Members of a smuggling ring who tried to transfer five kilograms of gold to a Chinese trader near Hyesan, Ryanggang Province, in late March were arrested by North Korea’s border patrol.
“The smuggling ring tried to hand over gold obtained from a mine in Ongjin to a Chinese trader but was arrested by border patrol officers,” a Ryanggang Province-based source told the Daily NK. “Five people were arrested, including two military officers.”
Three members of the smuggling ring are from Ongjin-gun, in South Hwanghae Province. The other two members are soldiers stationed in Ongjin who helped the other three get close to the border with China.
According to the source, the smugglers believed that they could transport the gold across land from Hyesan after finding that making the transfer by boat would be difficult.
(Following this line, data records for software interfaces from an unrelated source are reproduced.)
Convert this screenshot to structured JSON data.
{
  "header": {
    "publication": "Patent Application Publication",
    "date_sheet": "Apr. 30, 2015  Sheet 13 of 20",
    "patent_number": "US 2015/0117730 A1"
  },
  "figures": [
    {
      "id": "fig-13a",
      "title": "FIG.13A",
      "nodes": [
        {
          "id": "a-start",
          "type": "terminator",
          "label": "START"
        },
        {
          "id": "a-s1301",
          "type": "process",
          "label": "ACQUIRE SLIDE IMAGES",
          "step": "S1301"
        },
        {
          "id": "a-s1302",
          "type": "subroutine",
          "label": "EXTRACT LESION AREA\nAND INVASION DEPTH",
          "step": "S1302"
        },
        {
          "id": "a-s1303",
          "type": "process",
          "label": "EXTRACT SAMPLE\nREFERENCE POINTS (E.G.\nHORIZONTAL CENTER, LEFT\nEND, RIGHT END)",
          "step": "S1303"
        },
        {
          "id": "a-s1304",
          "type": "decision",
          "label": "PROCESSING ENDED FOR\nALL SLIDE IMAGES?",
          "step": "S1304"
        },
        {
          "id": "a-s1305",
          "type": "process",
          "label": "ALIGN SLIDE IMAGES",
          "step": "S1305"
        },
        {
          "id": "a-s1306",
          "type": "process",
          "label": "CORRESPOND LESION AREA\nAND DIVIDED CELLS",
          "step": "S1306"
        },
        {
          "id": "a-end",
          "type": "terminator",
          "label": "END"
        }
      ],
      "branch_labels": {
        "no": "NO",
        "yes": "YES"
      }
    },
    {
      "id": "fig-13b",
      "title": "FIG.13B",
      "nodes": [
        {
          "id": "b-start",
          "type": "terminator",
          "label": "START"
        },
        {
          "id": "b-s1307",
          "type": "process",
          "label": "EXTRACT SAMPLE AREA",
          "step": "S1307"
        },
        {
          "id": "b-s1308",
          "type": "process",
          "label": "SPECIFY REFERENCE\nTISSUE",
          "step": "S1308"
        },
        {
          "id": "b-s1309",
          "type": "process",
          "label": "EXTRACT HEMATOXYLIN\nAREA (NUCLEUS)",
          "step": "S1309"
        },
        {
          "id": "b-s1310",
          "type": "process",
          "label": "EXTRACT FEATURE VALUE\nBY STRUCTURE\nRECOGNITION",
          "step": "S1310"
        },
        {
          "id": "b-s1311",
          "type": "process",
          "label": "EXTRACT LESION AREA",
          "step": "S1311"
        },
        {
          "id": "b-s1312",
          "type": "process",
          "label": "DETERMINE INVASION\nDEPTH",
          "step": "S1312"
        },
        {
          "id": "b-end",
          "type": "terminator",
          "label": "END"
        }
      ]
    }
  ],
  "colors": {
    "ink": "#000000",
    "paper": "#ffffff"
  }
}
They asked a Hyesan-based smuggler for assistance in the hand-over.
“The Chinese trader didn’t have the money ready for the hand-over, but the smugglers gave him three kilograms the first day and were caught trying to hand him two more kilograms the next day,” said the source.
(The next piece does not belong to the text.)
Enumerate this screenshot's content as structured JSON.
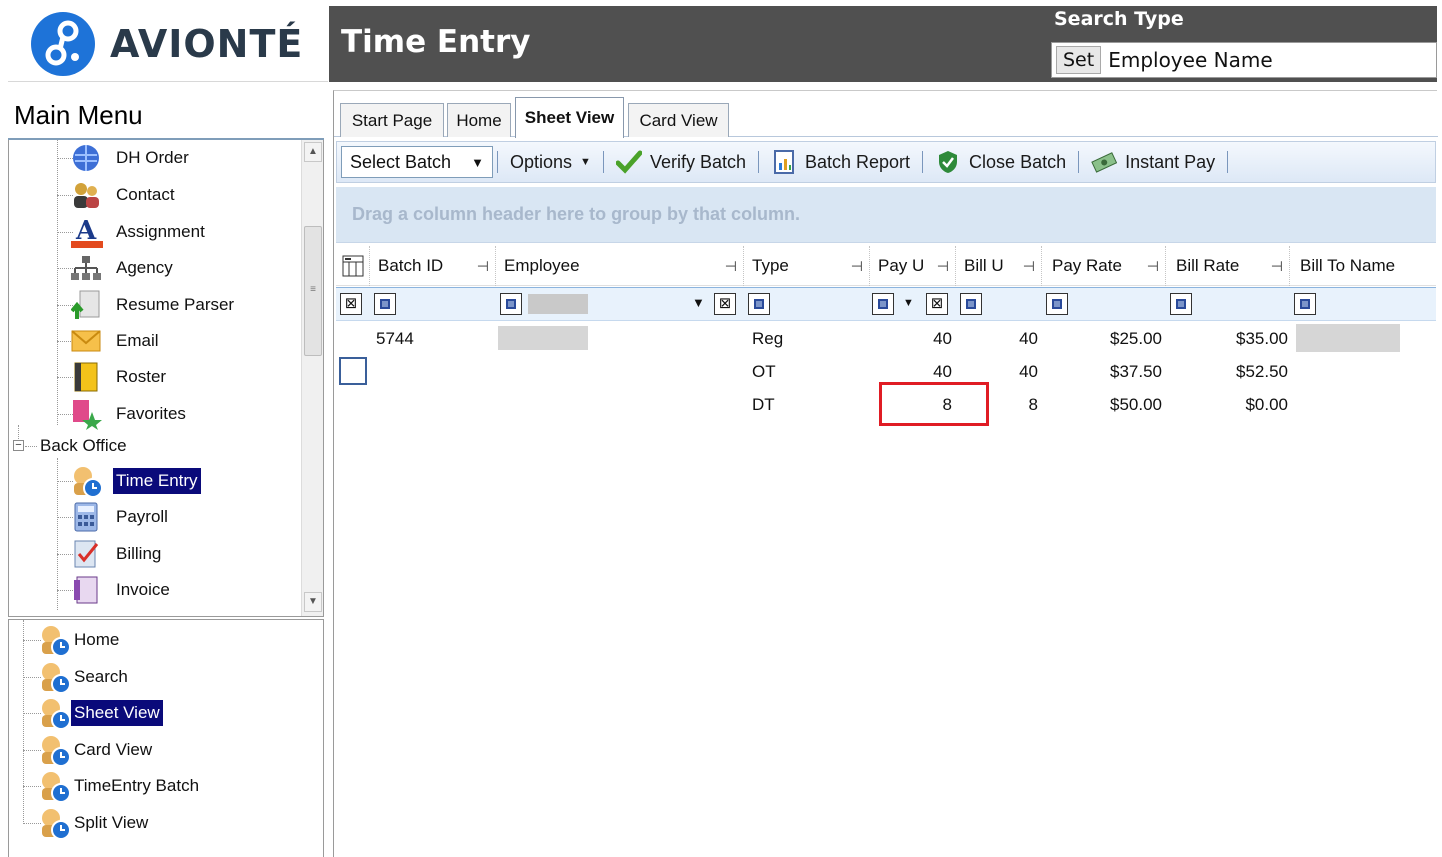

“The smugglers gave the border officials money to turn a blind eye to what they had done, but when the officials realized that the smugglers were transferring large amounts of money they reported the smugglers to their superiors and made the arrest.”
The price for five kilograms of pure gold is around 200 million South Korean won. Smuggled gold doesn’t go for as much money, but is nonetheless a lot of money in North Korea.
Gold-related transactions are only permitted among government officials. The production, sale and even smuggling of gold is controlled by the Workers’ Party of Korea (WPK)’s Office 39, which manages the Kim family’s coffers and has frequently used North Korean diplomats to smuggle gold bars.
A first-secretary at the North Korean embassy in Bangladesh tried to smuggle in gold bars worth 1.5 billion won in 2015, but was caught. Anyone who purchases or sells gold without the government knowing about it faces punishment akin to that of a “traitor to the nation.” This is because they are considered to have taken the gold away from the Kim clan’s coffers.
“The border patrol officials believed that the smuggling ring was transporting a lot of gold. Rather than just receive a paltry sum of money from the smugglers to turn a blind eye, they likely wanted to receive accolades for themselves and even Party membership,” a source in South Hwanghae Province said.
“The smugglers face severe punishment. The military officers who left their posts in Ongjin to help with the smuggling of the gold may even face the death penalty.”